-- SOURCE MATERIAL follows --

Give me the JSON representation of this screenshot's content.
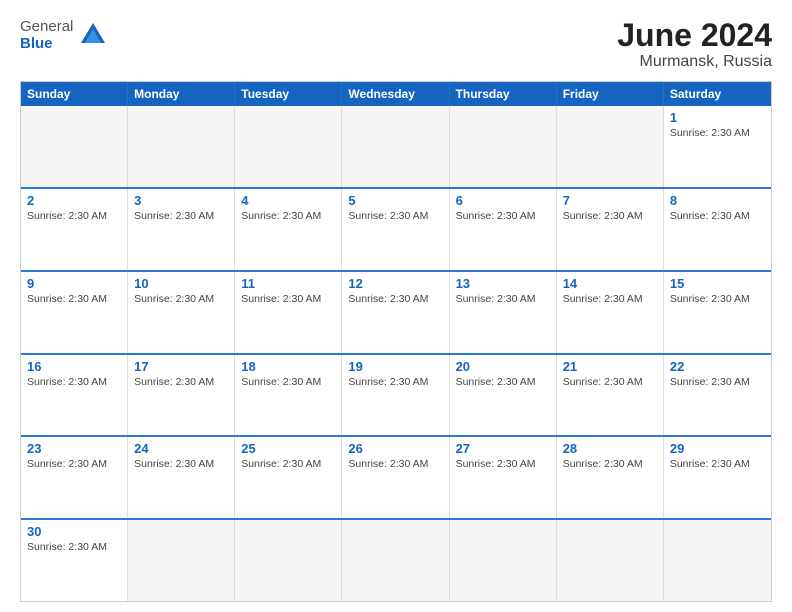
{
  "header": {
    "logo_general": "General",
    "logo_blue": "Blue",
    "cal_title": "June 2024",
    "cal_subtitle": "Murmansk, Russia"
  },
  "weekdays": [
    "Sunday",
    "Monday",
    "Tuesday",
    "Wednesday",
    "Thursday",
    "Friday",
    "Saturday"
  ],
  "sunrise": "Sunrise: 2:30 AM",
  "weeks": [
    [
      {
        "day": "",
        "info": "",
        "empty": true
      },
      {
        "day": "",
        "info": "",
        "empty": true
      },
      {
        "day": "",
        "info": "",
        "empty": true
      },
      {
        "day": "",
        "info": "",
        "empty": true
      },
      {
        "day": "",
        "info": "",
        "empty": true
      },
      {
        "day": "",
        "info": "",
        "empty": true
      },
      {
        "day": "1",
        "info": "Sunrise: 2:30 AM",
        "empty": false
      }
    ],
    [
      {
        "day": "2",
        "info": "Sunrise: 2:30 AM",
        "empty": false
      },
      {
        "day": "3",
        "info": "Sunrise: 2:30 AM",
        "empty": false
      },
      {
        "day": "4",
        "info": "Sunrise: 2:30 AM",
        "empty": false
      },
      {
        "day": "5",
        "info": "Sunrise: 2:30 AM",
        "empty": false
      },
      {
        "day": "6",
        "info": "Sunrise: 2:30 AM",
        "empty": false
      },
      {
        "day": "7",
        "info": "Sunrise: 2:30 AM",
        "empty": false
      },
      {
        "day": "8",
        "info": "Sunrise: 2:30 AM",
        "empty": false
      }
    ],
    [
      {
        "day": "9",
        "info": "Sunrise: 2:30 AM",
        "empty": false
      },
      {
        "day": "10",
        "info": "Sunrise: 2:30 AM",
        "empty": false
      },
      {
        "day": "11",
        "info": "Sunrise: 2:30 AM",
        "empty": false
      },
      {
        "day": "12",
        "info": "Sunrise: 2:30 AM",
        "empty": false
      },
      {
        "day": "13",
        "info": "Sunrise: 2:30 AM",
        "empty": false
      },
      {
        "day": "14",
        "info": "Sunrise: 2:30 AM",
        "empty": false
      },
      {
        "day": "15",
        "info": "Sunrise: 2:30 AM",
        "empty": false
      }
    ],
    [
      {
        "day": "16",
        "info": "Sunrise: 2:30 AM",
        "empty": false
      },
      {
        "day": "17",
        "info": "Sunrise: 2:30 AM",
        "empty": false
      },
      {
        "day": "18",
        "info": "Sunrise: 2:30 AM",
        "empty": false
      },
      {
        "day": "19",
        "info": "Sunrise: 2:30 AM",
        "empty": false
      },
      {
        "day": "20",
        "info": "Sunrise: 2:30 AM",
        "empty": false
      },
      {
        "day": "21",
        "info": "Sunrise: 2:30 AM",
        "empty": false
      },
      {
        "day": "22",
        "info": "Sunrise: 2:30 AM",
        "empty": false
      }
    ],
    [
      {
        "day": "23",
        "info": "Sunrise: 2:30 AM",
        "empty": false
      },
      {
        "day": "24",
        "info": "Sunrise: 2:30 AM",
        "empty": false
      },
      {
        "day": "25",
        "info": "Sunrise: 2:30 AM",
        "empty": false
      },
      {
        "day": "26",
        "info": "Sunrise: 2:30 AM",
        "empty": false
      },
      {
        "day": "27",
        "info": "Sunrise: 2:30 AM",
        "empty": false
      },
      {
        "day": "28",
        "info": "Sunrise: 2:30 AM",
        "empty": false
      },
      {
        "day": "29",
        "info": "Sunrise: 2:30 AM",
        "empty": false
      }
    ],
    [
      {
        "day": "30",
        "info": "Sunrise: 2:30 AM",
        "empty": false
      },
      {
        "day": "",
        "info": "",
        "empty": true
      },
      {
        "day": "",
        "info": "",
        "empty": true
      },
      {
        "day": "",
        "info": "",
        "empty": true
      },
      {
        "day": "",
        "info": "",
        "empty": true
      },
      {
        "day": "",
        "info": "",
        "empty": true
      },
      {
        "day": "",
        "info": "",
        "empty": true
      }
    ]
  ]
}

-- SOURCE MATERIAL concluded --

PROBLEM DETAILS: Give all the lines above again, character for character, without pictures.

PROBLEM SOLUTION:
Give me the JSON representation of this screenshot's content.
{
  "header": {
    "logo_general": "General",
    "logo_blue": "Blue",
    "cal_title": "June 2024",
    "cal_subtitle": "Murmansk, Russia"
  },
  "weekdays": [
    "Sunday",
    "Monday",
    "Tuesday",
    "Wednesday",
    "Thursday",
    "Friday",
    "Saturday"
  ],
  "sunrise": "Sunrise: 2:30 AM",
  "weeks": [
    [
      {
        "day": "",
        "info": "",
        "empty": true
      },
      {
        "day": "",
        "info": "",
        "empty": true
      },
      {
        "day": "",
        "info": "",
        "empty": true
      },
      {
        "day": "",
        "info": "",
        "empty": true
      },
      {
        "day": "",
        "info": "",
        "empty": true
      },
      {
        "day": "",
        "info": "",
        "empty": true
      },
      {
        "day": "1",
        "info": "Sunrise: 2:30 AM",
        "empty": false
      }
    ],
    [
      {
        "day": "2",
        "info": "Sunrise: 2:30 AM",
        "empty": false
      },
      {
        "day": "3",
        "info": "Sunrise: 2:30 AM",
        "empty": false
      },
      {
        "day": "4",
        "info": "Sunrise: 2:30 AM",
        "empty": false
      },
      {
        "day": "5",
        "info": "Sunrise: 2:30 AM",
        "empty": false
      },
      {
        "day": "6",
        "info": "Sunrise: 2:30 AM",
        "empty": false
      },
      {
        "day": "7",
        "info": "Sunrise: 2:30 AM",
        "empty": false
      },
      {
        "day": "8",
        "info": "Sunrise: 2:30 AM",
        "empty": false
      }
    ],
    [
      {
        "day": "9",
        "info": "Sunrise: 2:30 AM",
        "empty": false
      },
      {
        "day": "10",
        "info": "Sunrise: 2:30 AM",
        "empty": false
      },
      {
        "day": "11",
        "info": "Sunrise: 2:30 AM",
        "empty": false
      },
      {
        "day": "12",
        "info": "Sunrise: 2:30 AM",
        "empty": false
      },
      {
        "day": "13",
        "info": "Sunrise: 2:30 AM",
        "empty": false
      },
      {
        "day": "14",
        "info": "Sunrise: 2:30 AM",
        "empty": false
      },
      {
        "day": "15",
        "info": "Sunrise: 2:30 AM",
        "empty": false
      }
    ],
    [
      {
        "day": "16",
        "info": "Sunrise: 2:30 AM",
        "empty": false
      },
      {
        "day": "17",
        "info": "Sunrise: 2:30 AM",
        "empty": false
      },
      {
        "day": "18",
        "info": "Sunrise: 2:30 AM",
        "empty": false
      },
      {
        "day": "19",
        "info": "Sunrise: 2:30 AM",
        "empty": false
      },
      {
        "day": "20",
        "info": "Sunrise: 2:30 AM",
        "empty": false
      },
      {
        "day": "21",
        "info": "Sunrise: 2:30 AM",
        "empty": false
      },
      {
        "day": "22",
        "info": "Sunrise: 2:30 AM",
        "empty": false
      }
    ],
    [
      {
        "day": "23",
        "info": "Sunrise: 2:30 AM",
        "empty": false
      },
      {
        "day": "24",
        "info": "Sunrise: 2:30 AM",
        "empty": false
      },
      {
        "day": "25",
        "info": "Sunrise: 2:30 AM",
        "empty": false
      },
      {
        "day": "26",
        "info": "Sunrise: 2:30 AM",
        "empty": false
      },
      {
        "day": "27",
        "info": "Sunrise: 2:30 AM",
        "empty": false
      },
      {
        "day": "28",
        "info": "Sunrise: 2:30 AM",
        "empty": false
      },
      {
        "day": "29",
        "info": "Sunrise: 2:30 AM",
        "empty": false
      }
    ],
    [
      {
        "day": "30",
        "info": "Sunrise: 2:30 AM",
        "empty": false
      },
      {
        "day": "",
        "info": "",
        "empty": true
      },
      {
        "day": "",
        "info": "",
        "empty": true
      },
      {
        "day": "",
        "info": "",
        "empty": true
      },
      {
        "day": "",
        "info": "",
        "empty": true
      },
      {
        "day": "",
        "info": "",
        "empty": true
      },
      {
        "day": "",
        "info": "",
        "empty": true
      }
    ]
  ]
}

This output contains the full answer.